Former Oregon quarterback Marcus Mariota has one year to prove his worth or his career in Tennessee could come to an end next offseason.
It's as simple as that. His response to the situation: “I just try to be the best I can be for this team, and let it ride,” he told reporters during organized team activities this week.
The gambling analogy fits. The Titans wagered $20.9 million on Mariota in 2019 that he could still develop into a franchise quarterback by picking up the fifth-year option on his rookie contract signed as the No. 2-overall selection in 2015. Tennessee also hedged that bet by trading for Ryan Tannehill, a 2012 first-round pick by Miami that didn't materialize into the franchise quarterback the Dolphins hoped they were getting.
For now, Tennessee has made it clear that Mariota is the starter.
“His job is not in jeopardy,” Titans coach Mike Vrabel told reporters. “I don’t think that’s something we’re even here to talk about."
Sure thing. But that stance could change in a nanosecond. See last year's situation in Tampa Bay between Jameis Winston, the No. 1-overall pick in 2015, and Ryan Fitzpatrick. Winston, suspended to start the season, lost his job, then got it back, then lost it again, and now is once again the starter. In between, Fitzpatrick was both brilliant and dreadful.
The same juggling act could happen in Tennessee if Mariota isn't careful.
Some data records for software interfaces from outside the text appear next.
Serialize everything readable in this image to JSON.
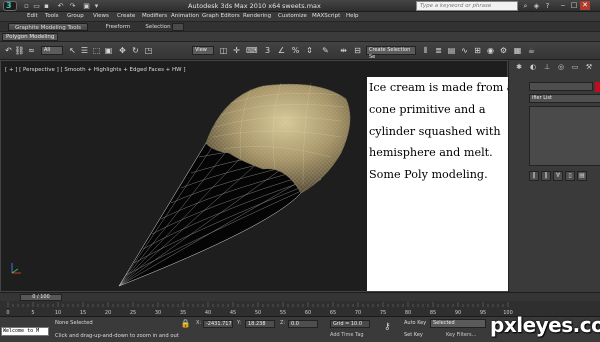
{
  "window": {
    "title": "Autodesk 3ds Max  2010 x64",
    "file": "sweets.max",
    "search_placeholder": "Type a keyword or phrase"
  },
  "menu": [
    "Edit",
    "Tools",
    "Group",
    "Views",
    "Create",
    "Modifiers",
    "Animation",
    "Graph Editors",
    "Rendering",
    "Customize",
    "MAXScript",
    "Help"
  ],
  "ribbon": {
    "tabs": [
      "Graphite Modeling Tools",
      "Freeform",
      "Selection"
    ],
    "sub_tab": "Polygon Modeling"
  },
  "toolbar": {
    "selection_filter": "All",
    "ref_coord": "View",
    "named_selection": "Create Selection Se"
  },
  "viewport": {
    "label": "[ + ] [ Perspective ] [ Smooth + Highlights + Edged Faces + HW ]",
    "overlay_text": "Ice cream is made from a cone primitive and a cylinder squashed with hemisphere and melt. Some Poly modeling."
  },
  "command_panel": {
    "modifier_list": "ifier List",
    "accent_color": "#c20b1c"
  },
  "timeline": {
    "slider_label": "0 / 100",
    "ticks": [
      "0",
      "5",
      "10",
      "15",
      "20",
      "25",
      "30",
      "35",
      "40",
      "45",
      "50",
      "55",
      "60",
      "65",
      "70",
      "75",
      "80",
      "85",
      "90",
      "95",
      "100"
    ]
  },
  "status": {
    "maxscript": "Welcome to M",
    "selection": "None Selected",
    "prompt": "Click and drag-up-and-down to zoom in and out",
    "x_label": "X:",
    "x_value": "-2431.717",
    "y_label": "Y:",
    "y_value": "18.238",
    "z_label": "Z:",
    "z_value": "0.0",
    "grid": "Grid = 10.0",
    "add_time_tag": "Add Time Tag",
    "auto_key": "Auto Key",
    "set_key": "Set Key",
    "key_mode": "Selected",
    "key_filters": "Key Filters..."
  },
  "watermark": "pxleyes.com"
}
Should a juggling act transpire, Mariota could be looking for work next offseason.
Mariota has had an up-and-down career. At times he has looked brilliant. Other times, very ordinary. Meanwhile, other young quarterbacks have passed him by. Kansas City's Patrick Mahomes II, Houston's Deshaun Watson, Chicago's Mitchell Trubisky, Jared Goff of the Los Angeles Rams, Dallas' Dak Prescott and San Francisco's Jimmy Garoppolo would not be traded straight up for Mariota. All were drafted after 2015 with the exception of Garoppolo, taken by New England in 2014 before being traded to the 49ers midway through the 2017 season when he became a starter.
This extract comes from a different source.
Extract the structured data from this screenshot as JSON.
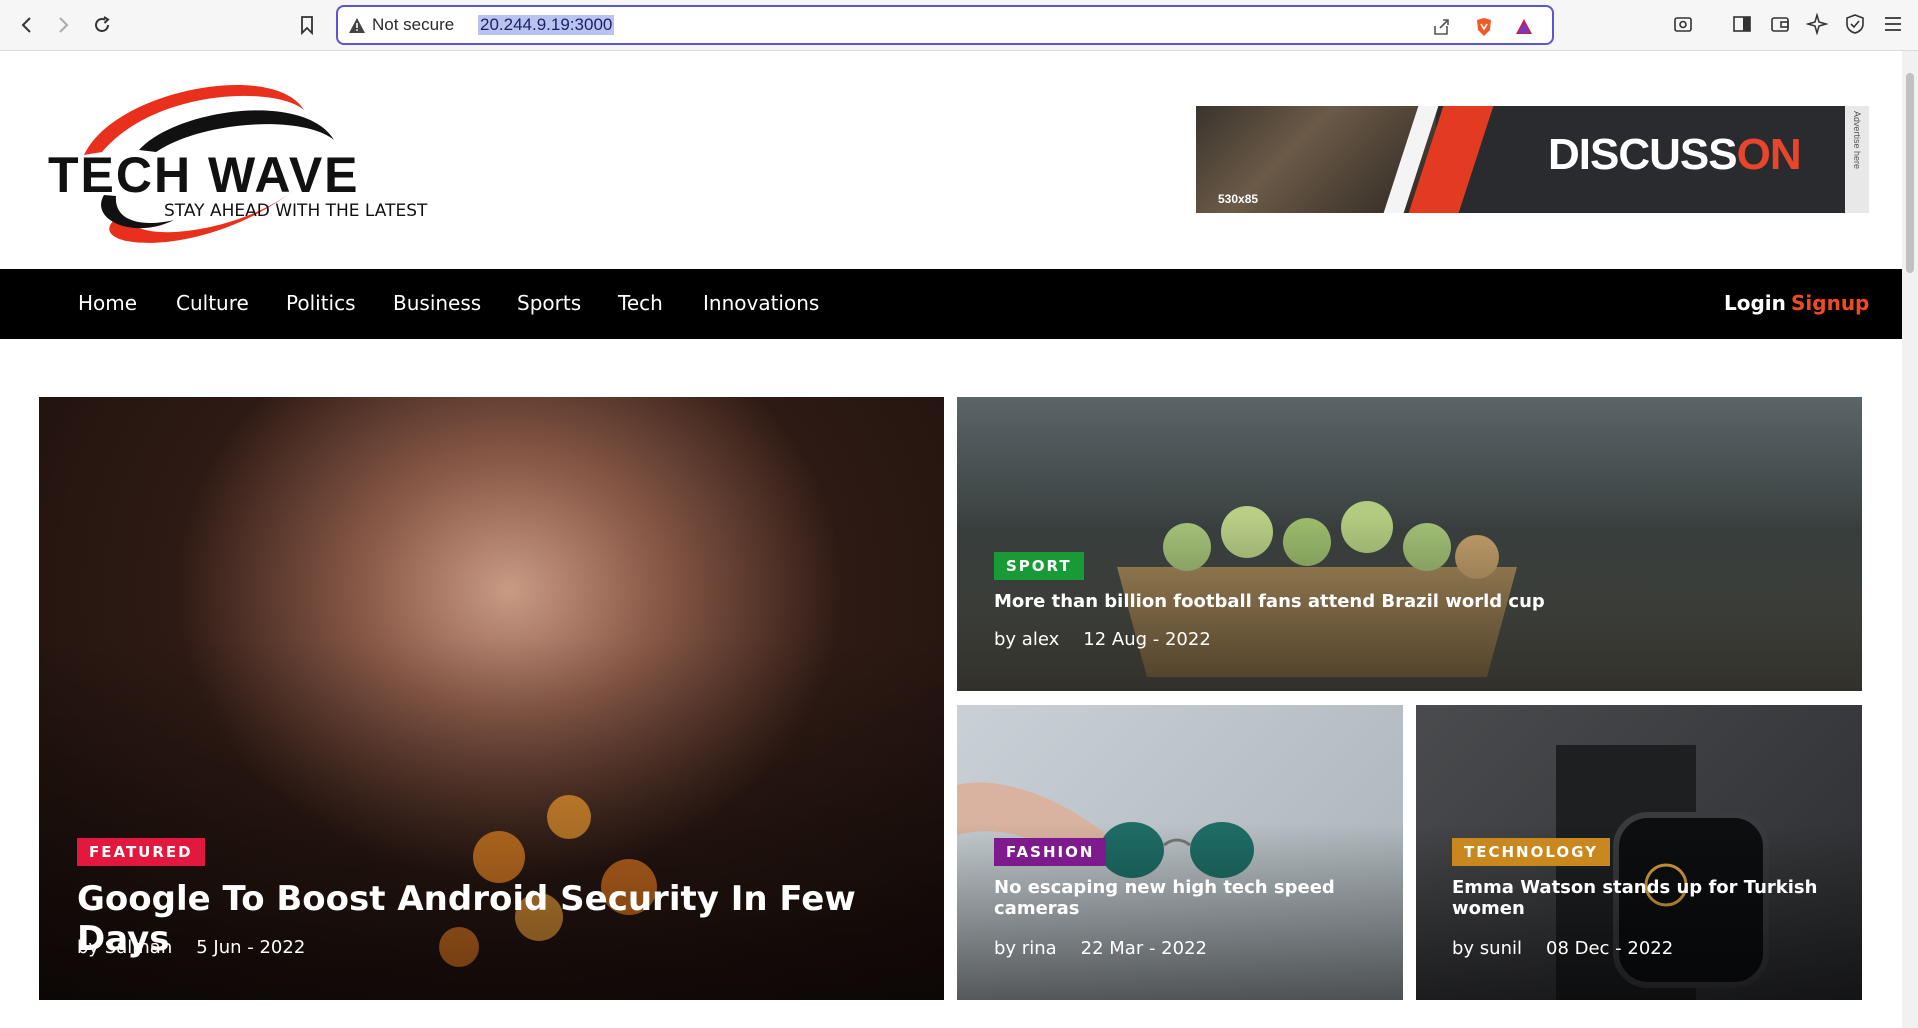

If you're the Titans and your once promising franchise star has been surpassed by six younger quarterbacks, it doesn't make much sense to give him a $100 million contract extension. You would, instead, do what Miami did by moving on from the failed experiment and going down another path.
The irony in all of this is that Mariota might be better off elsewhere. Vrabel is his third head coach in four years and he's working with his fourth offensive coordinator in five seasons. One must wonder if Mariota would be in a different place in his career had he landed on a team with more stability at the top and a better supporting cast.
Mariota is smart, accurate, takes good care of the ball from a passing standpoint (just like at Oregon he can become careless with ball security while avoiding pressure) and he still has wide receiver speed to make things happen with his legs.
Mariota had several outstanding games last season when not bothered by injuries that impacted his passing abilities.
The Titans have plenty of reasons to gamble on Mariota. The Titans narrowly missed the playoffs last season with their starting quarterback battling injuries and producing just 11 touchdown passes. If he comes near the 26 touchdown passes he threw in 2016, Tennessee could very well make the postseason and extend Mariota.
That all said, Tennessee also has legitimate reasons to prepare for the worst-cased scenario that could see the two parties part ways less than a year from now.